- **Work order**: Pictures aside, restate the records below exactly as written.

- **Entries shown**:
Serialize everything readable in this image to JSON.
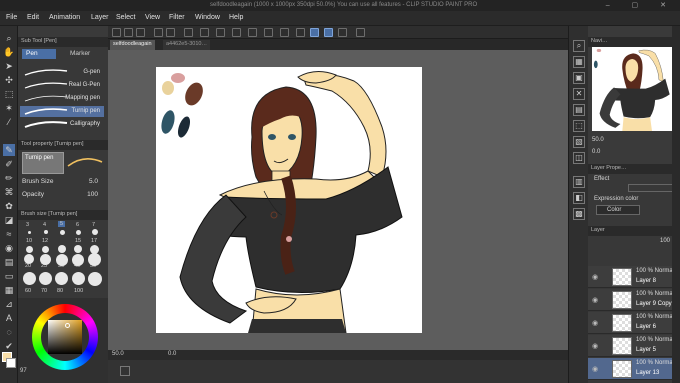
{
  "window": {
    "title": "selfdoodleagain (1000 x 1000px 350dpi 50.0%)  You can use all features - CLIP STUDIO PAINT PRO",
    "controls": [
      "–",
      "▢",
      "✕"
    ]
  },
  "menu": [
    "File",
    "Edit",
    "Animation",
    "Layer",
    "Select",
    "View",
    "Filter",
    "Window",
    "Help"
  ],
  "tabs": [
    {
      "label": "selfdoodleagain"
    },
    {
      "label": "a4462e5-3010…"
    }
  ],
  "subtool": {
    "header": "Sub Tool [Pen]",
    "tabs": [
      "Pen",
      "Marker"
    ],
    "brushes": [
      "G-pen",
      "Real G-Pen",
      "Mapping pen",
      "Turnip pen",
      "Calligraphy"
    ],
    "selected_index": 3
  },
  "tool_property": {
    "header": "Tool property [Turnip pen]",
    "current": "Turnip pen",
    "brush_size_label": "Brush Size",
    "brush_size_value": "5.0",
    "opacity_label": "Opacity",
    "opacity_value": "100"
  },
  "brush_size_panel": {
    "header": "Brush size [Turnip pen]",
    "row1": [
      "3",
      "4",
      "5",
      "6",
      "7"
    ],
    "row2": [
      "10",
      "12",
      "15",
      "17"
    ],
    "row3": [
      "20",
      "25",
      "30",
      "40",
      "50"
    ],
    "row4": [
      "60",
      "70",
      "80",
      "100"
    ],
    "selected": "5"
  },
  "canvas_status": {
    "zoom": "50.0",
    "angle": "0.0",
    "bottom_right": "97"
  },
  "navigator": {
    "header": "Navi…",
    "zoom": "50.0",
    "angle": "0.0"
  },
  "layer_property": {
    "header": "Layer Prope…",
    "effect_label": "Effect",
    "expression_label": "Expression color",
    "expression_value": "Color"
  },
  "layer_panel": {
    "header": "Layer",
    "opacity": "100",
    "layers": [
      {
        "mode": "100 % Normal",
        "name": "Layer 8"
      },
      {
        "mode": "100 % Normal",
        "name": "Layer 9 Copy"
      },
      {
        "mode": "100 % Normal",
        "name": "Layer 6"
      },
      {
        "mode": "100 % Normal",
        "name": "Layer 5"
      },
      {
        "mode": "100 % Normal",
        "name": "Layer 13"
      }
    ],
    "selected_index": 4
  },
  "colors": {
    "accent": "#4a6fa5",
    "hair": "#5a2a1c",
    "skin": "#f9dfa8",
    "shirt": "#2e2e2e",
    "palette": [
      "#d99f9e",
      "#e9d29c",
      "#6a3a28",
      "#2f5566",
      "#1c2a36",
      "#111111"
    ]
  }
}
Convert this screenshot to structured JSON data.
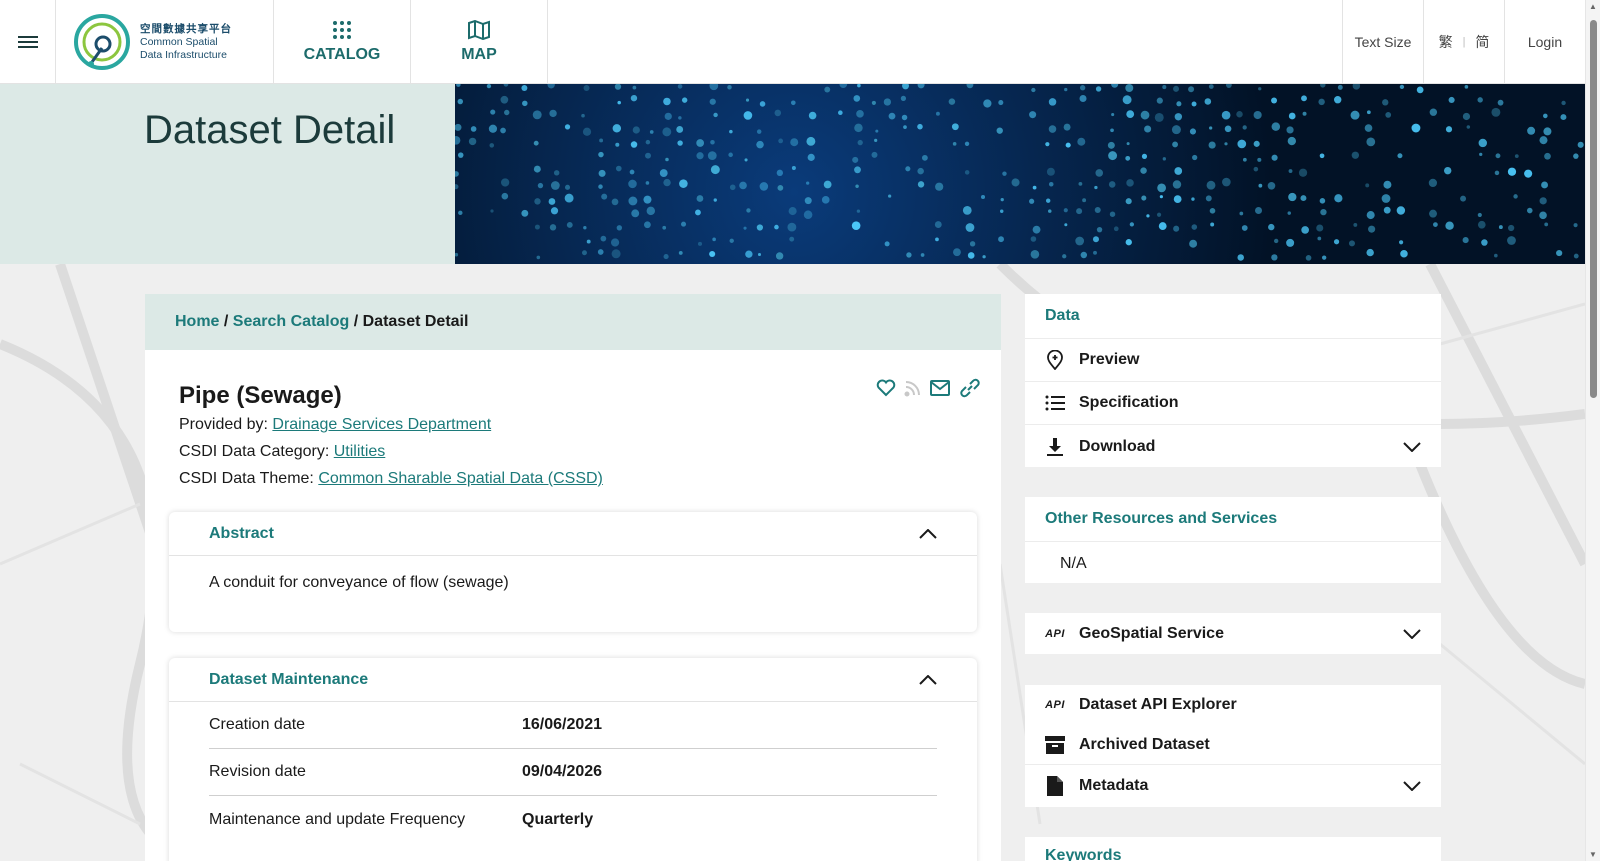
{
  "header": {
    "logo_cn": "空間數據共享平台",
    "logo_en_1": "Common Spatial",
    "logo_en_2": "Data Infrastructure",
    "nav": {
      "catalog": "CATALOG",
      "map": "MAP"
    },
    "text_size": "Text Size",
    "lang_trad": "繁",
    "lang_simp": "简",
    "login": "Login"
  },
  "banner": {
    "title": "Dataset Detail"
  },
  "breadcrumb": {
    "home": "Home",
    "sep1": " / ",
    "search": "Search Catalog",
    "sep2": " / ",
    "current": "Dataset Detail"
  },
  "dataset": {
    "title": "Pipe (Sewage)",
    "provided_label": "Provided by: ",
    "provider": "Drainage Services Department",
    "category_label": "CSDI Data Category: ",
    "category": "Utilities",
    "theme_label": "CSDI Data Theme: ",
    "theme": "Common Sharable Spatial Data (CSSD)"
  },
  "abstract": {
    "heading": "Abstract",
    "text": "A conduit for conveyance of flow (sewage)"
  },
  "maintenance": {
    "heading": "Dataset Maintenance",
    "rows": [
      {
        "label": "Creation date",
        "value": "16/06/2021"
      },
      {
        "label": "Revision date",
        "value": "09/04/2026"
      },
      {
        "label": "Maintenance and update Frequency",
        "value": "Quarterly"
      }
    ]
  },
  "side": {
    "data_heading": "Data",
    "preview": "Preview",
    "specification": "Specification",
    "download": "Download",
    "other_heading": "Other Resources and Services",
    "other_value": "N/A",
    "geospatial": "GeoSpatial Service",
    "api_explorer": "Dataset API Explorer",
    "archived": "Archived Dataset",
    "metadata": "Metadata",
    "keywords_heading": "Keywords",
    "api_badge": "API"
  },
  "colors": {
    "accent": "#1c7a7a",
    "banner_bg": "#dce9e6"
  }
}
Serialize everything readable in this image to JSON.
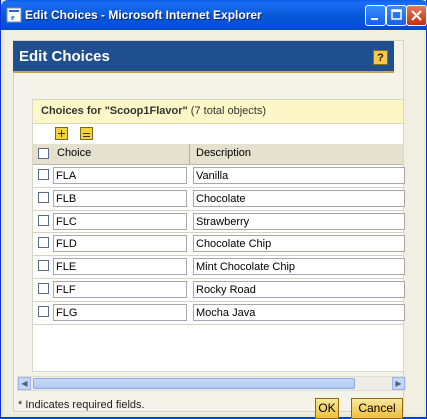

- **Answer space**:
Serialize everything readable in this image to JSON.
{
  "window": {
    "title": "selfdoodleagain (1000 x 1000px 350dpi 50.0%)  You can use all features - CLIP STUDIO PAINT PRO",
    "controls": [
      "–",
      "▢",
      "✕"
    ]
  },
  "menu": [
    "File",
    "Edit",
    "Animation",
    "Layer",
    "Select",
    "View",
    "Filter",
    "Window",
    "Help"
  ],
  "tabs": [
    {
      "label": "selfdoodleagain"
    },
    {
      "label": "a4462e5-3010…"
    }
  ],
  "subtool": {
    "header": "Sub Tool [Pen]",
    "tabs": [
      "Pen",
      "Marker"
    ],
    "brushes": [
      "G-pen",
      "Real G-Pen",
      "Mapping pen",
      "Turnip pen",
      "Calligraphy"
    ],
    "selected_index": 3
  },
  "tool_property": {
    "header": "Tool property [Turnip pen]",
    "current": "Turnip pen",
    "brush_size_label": "Brush Size",
    "brush_size_value": "5.0",
    "opacity_label": "Opacity",
    "opacity_value": "100"
  },
  "brush_size_panel": {
    "header": "Brush size [Turnip pen]",
    "row1": [
      "3",
      "4",
      "5",
      "6",
      "7"
    ],
    "row2": [
      "10",
      "12",
      "15",
      "17"
    ],
    "row3": [
      "20",
      "25",
      "30",
      "40",
      "50"
    ],
    "row4": [
      "60",
      "70",
      "80",
      "100"
    ],
    "selected": "5"
  },
  "canvas_status": {
    "zoom": "50.0",
    "angle": "0.0",
    "bottom_right": "97"
  },
  "navigator": {
    "header": "Navi…",
    "zoom": "50.0",
    "angle": "0.0"
  },
  "layer_property": {
    "header": "Layer Prope…",
    "effect_label": "Effect",
    "expression_label": "Expression color",
    "expression_value": "Color"
  },
  "layer_panel": {
    "header": "Layer",
    "opacity": "100",
    "layers": [
      {
        "mode": "100 % Normal",
        "name": "Layer 8"
      },
      {
        "mode": "100 % Normal",
        "name": "Layer 9 Copy"
      },
      {
        "mode": "100 % Normal",
        "name": "Layer 6"
      },
      {
        "mode": "100 % Normal",
        "name": "Layer 5"
      },
      {
        "mode": "100 % Normal",
        "name": "Layer 13"
      }
    ],
    "selected_index": 4
  },
  "colors": {
    "accent": "#4a6fa5",
    "hair": "#5a2a1c",
    "skin": "#f9dfa8",
    "shirt": "#2e2e2e",
    "palette": [
      "#d99f9e",
      "#e9d29c",
      "#6a3a28",
      "#2f5566",
      "#1c2a36",
      "#111111"
    ]
  }
}
Convert this screenshot to structured JSON data.
{
  "header": {
    "logo_cn": "空間數據共享平台",
    "logo_en_1": "Common Spatial",
    "logo_en_2": "Data Infrastructure",
    "nav": {
      "catalog": "CATALOG",
      "map": "MAP"
    },
    "text_size": "Text Size",
    "lang_trad": "繁",
    "lang_simp": "简",
    "login": "Login"
  },
  "banner": {
    "title": "Dataset Detail"
  },
  "breadcrumb": {
    "home": "Home",
    "sep1": " / ",
    "search": "Search Catalog",
    "sep2": " / ",
    "current": "Dataset Detail"
  },
  "dataset": {
    "title": "Pipe (Sewage)",
    "provided_label": "Provided by: ",
    "provider": "Drainage Services Department",
    "category_label": "CSDI Data Category: ",
    "category": "Utilities",
    "theme_label": "CSDI Data Theme: ",
    "theme": "Common Sharable Spatial Data (CSSD)"
  },
  "abstract": {
    "heading": "Abstract",
    "text": "A conduit for conveyance of flow (sewage)"
  },
  "maintenance": {
    "heading": "Dataset Maintenance",
    "rows": [
      {
        "label": "Creation date",
        "value": "16/06/2021"
      },
      {
        "label": "Revision date",
        "value": "09/04/2026"
      },
      {
        "label": "Maintenance and update Frequency",
        "value": "Quarterly"
      }
    ]
  },
  "side": {
    "data_heading": "Data",
    "preview": "Preview",
    "specification": "Specification",
    "download": "Download",
    "other_heading": "Other Resources and Services",
    "other_value": "N/A",
    "geospatial": "GeoSpatial Service",
    "api_explorer": "Dataset API Explorer",
    "archived": "Archived Dataset",
    "metadata": "Metadata",
    "keywords_heading": "Keywords",
    "api_badge": "API"
  },
  "colors": {
    "accent": "#1c7a7a",
    "banner_bg": "#dce9e6"
  }
}
Serialize everything readable in this image to JSON.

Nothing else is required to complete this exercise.